**To do**
Copy out each line of the listing that has the word "true" in it.

**Records shown**
────────────────
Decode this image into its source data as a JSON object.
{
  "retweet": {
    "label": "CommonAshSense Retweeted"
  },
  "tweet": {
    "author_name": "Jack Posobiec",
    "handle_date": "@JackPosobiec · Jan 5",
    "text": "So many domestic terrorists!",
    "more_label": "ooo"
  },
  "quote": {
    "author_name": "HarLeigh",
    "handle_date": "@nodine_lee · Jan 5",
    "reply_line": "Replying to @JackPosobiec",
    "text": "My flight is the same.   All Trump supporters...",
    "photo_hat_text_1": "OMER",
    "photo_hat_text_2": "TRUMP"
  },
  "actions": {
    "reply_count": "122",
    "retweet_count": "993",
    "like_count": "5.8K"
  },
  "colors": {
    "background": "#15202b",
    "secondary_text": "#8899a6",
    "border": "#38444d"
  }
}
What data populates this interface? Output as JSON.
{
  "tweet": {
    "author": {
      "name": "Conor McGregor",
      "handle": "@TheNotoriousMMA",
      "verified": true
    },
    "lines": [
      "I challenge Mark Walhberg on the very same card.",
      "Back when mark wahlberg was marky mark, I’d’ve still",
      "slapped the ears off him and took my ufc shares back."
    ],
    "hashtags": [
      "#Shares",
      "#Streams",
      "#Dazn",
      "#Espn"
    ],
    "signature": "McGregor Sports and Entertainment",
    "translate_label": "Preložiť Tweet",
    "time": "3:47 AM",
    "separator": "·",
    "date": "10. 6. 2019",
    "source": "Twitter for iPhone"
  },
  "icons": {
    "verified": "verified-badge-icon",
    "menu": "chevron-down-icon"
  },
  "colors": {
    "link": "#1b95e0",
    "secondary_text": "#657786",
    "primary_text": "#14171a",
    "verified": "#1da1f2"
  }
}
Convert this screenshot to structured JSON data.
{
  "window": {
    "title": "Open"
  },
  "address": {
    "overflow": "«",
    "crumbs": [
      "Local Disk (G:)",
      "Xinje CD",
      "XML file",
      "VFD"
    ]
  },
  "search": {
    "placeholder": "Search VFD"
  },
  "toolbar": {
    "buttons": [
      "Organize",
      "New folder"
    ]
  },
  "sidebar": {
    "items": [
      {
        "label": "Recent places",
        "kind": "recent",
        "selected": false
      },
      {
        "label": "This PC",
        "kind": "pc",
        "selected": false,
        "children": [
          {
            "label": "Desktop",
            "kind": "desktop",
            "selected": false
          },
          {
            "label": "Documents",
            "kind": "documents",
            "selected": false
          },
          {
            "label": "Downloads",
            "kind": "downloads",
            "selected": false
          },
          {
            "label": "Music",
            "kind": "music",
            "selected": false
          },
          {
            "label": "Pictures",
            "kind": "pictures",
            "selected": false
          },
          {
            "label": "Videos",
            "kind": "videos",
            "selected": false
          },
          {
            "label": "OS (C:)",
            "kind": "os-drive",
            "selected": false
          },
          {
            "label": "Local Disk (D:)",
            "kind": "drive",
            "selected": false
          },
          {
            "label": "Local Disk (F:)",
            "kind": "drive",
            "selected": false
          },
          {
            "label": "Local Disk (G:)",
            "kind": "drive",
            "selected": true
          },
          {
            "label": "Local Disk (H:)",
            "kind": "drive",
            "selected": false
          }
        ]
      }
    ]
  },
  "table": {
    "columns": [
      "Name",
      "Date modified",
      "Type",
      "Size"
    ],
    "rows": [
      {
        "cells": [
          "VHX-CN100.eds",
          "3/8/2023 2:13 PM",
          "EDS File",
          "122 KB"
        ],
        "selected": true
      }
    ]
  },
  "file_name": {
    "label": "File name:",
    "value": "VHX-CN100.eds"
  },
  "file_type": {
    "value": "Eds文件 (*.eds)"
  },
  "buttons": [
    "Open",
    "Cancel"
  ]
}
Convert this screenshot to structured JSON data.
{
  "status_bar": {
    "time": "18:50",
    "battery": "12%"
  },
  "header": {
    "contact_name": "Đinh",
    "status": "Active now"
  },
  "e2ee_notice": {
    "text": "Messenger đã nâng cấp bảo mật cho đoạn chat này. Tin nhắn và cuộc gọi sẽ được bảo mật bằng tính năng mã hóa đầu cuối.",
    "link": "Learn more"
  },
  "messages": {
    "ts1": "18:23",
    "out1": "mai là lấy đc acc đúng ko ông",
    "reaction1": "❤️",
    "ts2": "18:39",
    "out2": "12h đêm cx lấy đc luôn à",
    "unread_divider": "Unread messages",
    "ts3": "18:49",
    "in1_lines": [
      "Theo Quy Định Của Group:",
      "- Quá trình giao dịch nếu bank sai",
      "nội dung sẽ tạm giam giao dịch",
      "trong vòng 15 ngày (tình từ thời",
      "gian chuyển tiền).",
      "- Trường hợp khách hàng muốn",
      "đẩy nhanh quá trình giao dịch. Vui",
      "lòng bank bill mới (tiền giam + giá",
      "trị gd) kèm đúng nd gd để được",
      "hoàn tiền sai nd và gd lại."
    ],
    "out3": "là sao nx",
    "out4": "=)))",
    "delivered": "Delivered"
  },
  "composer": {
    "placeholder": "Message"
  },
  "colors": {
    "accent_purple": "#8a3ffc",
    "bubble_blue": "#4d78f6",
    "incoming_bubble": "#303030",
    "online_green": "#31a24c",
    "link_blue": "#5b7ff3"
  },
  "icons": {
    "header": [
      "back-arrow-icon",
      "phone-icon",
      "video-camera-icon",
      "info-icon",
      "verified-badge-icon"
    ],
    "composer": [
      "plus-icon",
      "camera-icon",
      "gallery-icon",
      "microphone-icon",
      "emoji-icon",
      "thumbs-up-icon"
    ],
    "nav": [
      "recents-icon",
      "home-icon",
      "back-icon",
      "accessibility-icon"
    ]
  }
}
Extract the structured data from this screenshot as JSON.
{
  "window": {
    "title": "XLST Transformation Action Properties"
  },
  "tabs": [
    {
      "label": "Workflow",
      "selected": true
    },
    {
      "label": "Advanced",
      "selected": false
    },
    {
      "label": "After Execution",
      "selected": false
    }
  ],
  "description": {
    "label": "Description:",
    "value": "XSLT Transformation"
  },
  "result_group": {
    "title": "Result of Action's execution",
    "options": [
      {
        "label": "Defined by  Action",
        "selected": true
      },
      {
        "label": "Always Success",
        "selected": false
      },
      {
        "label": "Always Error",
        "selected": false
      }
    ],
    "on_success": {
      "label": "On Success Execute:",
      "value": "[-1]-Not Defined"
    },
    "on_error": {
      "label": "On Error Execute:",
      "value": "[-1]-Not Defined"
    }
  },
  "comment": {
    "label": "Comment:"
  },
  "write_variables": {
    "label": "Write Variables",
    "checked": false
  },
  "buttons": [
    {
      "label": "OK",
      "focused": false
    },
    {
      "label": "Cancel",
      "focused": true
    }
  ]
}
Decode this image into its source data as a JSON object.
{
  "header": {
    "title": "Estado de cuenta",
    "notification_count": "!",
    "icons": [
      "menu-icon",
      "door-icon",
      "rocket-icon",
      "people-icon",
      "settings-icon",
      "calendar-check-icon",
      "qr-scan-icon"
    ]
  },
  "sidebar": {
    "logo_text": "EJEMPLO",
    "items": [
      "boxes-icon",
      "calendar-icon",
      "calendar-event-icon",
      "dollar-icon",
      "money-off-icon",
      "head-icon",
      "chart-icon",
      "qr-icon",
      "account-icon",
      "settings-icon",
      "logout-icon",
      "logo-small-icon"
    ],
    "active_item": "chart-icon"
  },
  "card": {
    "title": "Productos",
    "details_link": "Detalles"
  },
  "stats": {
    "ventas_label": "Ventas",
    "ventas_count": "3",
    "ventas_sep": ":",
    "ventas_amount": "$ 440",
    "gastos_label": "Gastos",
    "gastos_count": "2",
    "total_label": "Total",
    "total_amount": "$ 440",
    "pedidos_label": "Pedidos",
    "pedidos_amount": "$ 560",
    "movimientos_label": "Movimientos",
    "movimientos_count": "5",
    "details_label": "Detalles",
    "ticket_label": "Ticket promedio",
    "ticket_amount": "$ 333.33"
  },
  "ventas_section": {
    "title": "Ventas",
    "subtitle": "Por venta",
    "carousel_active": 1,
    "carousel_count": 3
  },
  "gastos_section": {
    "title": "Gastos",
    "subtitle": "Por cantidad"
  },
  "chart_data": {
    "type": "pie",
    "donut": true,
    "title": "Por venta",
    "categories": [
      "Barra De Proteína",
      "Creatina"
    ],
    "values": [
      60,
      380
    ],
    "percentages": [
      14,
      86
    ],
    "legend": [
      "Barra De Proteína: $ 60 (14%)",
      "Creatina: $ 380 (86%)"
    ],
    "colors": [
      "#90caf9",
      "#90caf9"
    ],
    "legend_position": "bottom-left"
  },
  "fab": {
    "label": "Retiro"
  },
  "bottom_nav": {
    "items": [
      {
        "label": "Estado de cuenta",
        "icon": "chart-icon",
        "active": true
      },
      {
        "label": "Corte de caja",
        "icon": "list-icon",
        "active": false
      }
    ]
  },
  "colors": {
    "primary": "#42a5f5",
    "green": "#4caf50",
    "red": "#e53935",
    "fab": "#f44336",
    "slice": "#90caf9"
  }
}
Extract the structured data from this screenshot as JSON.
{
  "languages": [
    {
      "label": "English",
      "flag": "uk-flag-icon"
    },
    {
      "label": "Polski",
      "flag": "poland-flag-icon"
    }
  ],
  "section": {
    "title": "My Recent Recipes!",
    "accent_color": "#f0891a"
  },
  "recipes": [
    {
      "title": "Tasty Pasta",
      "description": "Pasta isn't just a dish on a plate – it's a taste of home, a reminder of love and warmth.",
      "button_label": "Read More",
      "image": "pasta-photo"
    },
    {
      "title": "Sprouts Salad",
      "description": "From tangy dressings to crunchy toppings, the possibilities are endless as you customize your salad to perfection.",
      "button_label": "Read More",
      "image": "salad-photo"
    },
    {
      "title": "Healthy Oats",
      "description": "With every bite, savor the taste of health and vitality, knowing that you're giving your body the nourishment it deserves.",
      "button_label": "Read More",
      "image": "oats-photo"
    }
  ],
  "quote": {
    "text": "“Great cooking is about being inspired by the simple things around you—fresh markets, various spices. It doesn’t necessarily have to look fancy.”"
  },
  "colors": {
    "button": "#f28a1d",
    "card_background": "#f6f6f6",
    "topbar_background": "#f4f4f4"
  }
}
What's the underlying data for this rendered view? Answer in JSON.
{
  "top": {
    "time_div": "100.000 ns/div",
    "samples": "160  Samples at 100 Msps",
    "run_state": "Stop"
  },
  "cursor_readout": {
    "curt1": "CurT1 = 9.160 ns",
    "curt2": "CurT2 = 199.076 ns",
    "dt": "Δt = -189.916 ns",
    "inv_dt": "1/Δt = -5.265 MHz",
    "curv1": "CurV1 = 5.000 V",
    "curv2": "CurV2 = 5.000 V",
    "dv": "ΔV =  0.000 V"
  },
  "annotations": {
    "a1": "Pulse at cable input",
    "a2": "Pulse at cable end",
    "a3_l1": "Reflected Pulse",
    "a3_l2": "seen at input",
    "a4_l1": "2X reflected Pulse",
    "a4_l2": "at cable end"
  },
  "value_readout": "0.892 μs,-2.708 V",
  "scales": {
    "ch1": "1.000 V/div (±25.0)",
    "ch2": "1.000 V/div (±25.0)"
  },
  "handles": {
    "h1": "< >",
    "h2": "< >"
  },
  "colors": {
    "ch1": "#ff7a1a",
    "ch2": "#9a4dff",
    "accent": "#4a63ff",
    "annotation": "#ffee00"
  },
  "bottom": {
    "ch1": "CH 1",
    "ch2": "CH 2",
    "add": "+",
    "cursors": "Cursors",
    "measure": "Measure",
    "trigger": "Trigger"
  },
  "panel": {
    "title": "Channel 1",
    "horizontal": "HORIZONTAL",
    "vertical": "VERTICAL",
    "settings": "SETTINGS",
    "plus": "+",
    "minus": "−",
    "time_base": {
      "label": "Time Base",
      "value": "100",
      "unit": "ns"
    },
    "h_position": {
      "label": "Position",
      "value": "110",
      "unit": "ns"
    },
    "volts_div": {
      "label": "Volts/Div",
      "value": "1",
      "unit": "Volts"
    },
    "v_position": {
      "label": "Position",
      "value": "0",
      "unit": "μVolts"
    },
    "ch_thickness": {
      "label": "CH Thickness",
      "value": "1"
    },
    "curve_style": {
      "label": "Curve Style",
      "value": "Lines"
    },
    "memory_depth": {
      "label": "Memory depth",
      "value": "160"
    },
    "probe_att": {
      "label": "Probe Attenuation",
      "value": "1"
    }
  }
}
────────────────
**Solution for this exercise**
      "verified": true
            "selected": true
        "selected": true
      "selected": true
        "selected": true
      "focused": true
    "donut": true,
        "active": true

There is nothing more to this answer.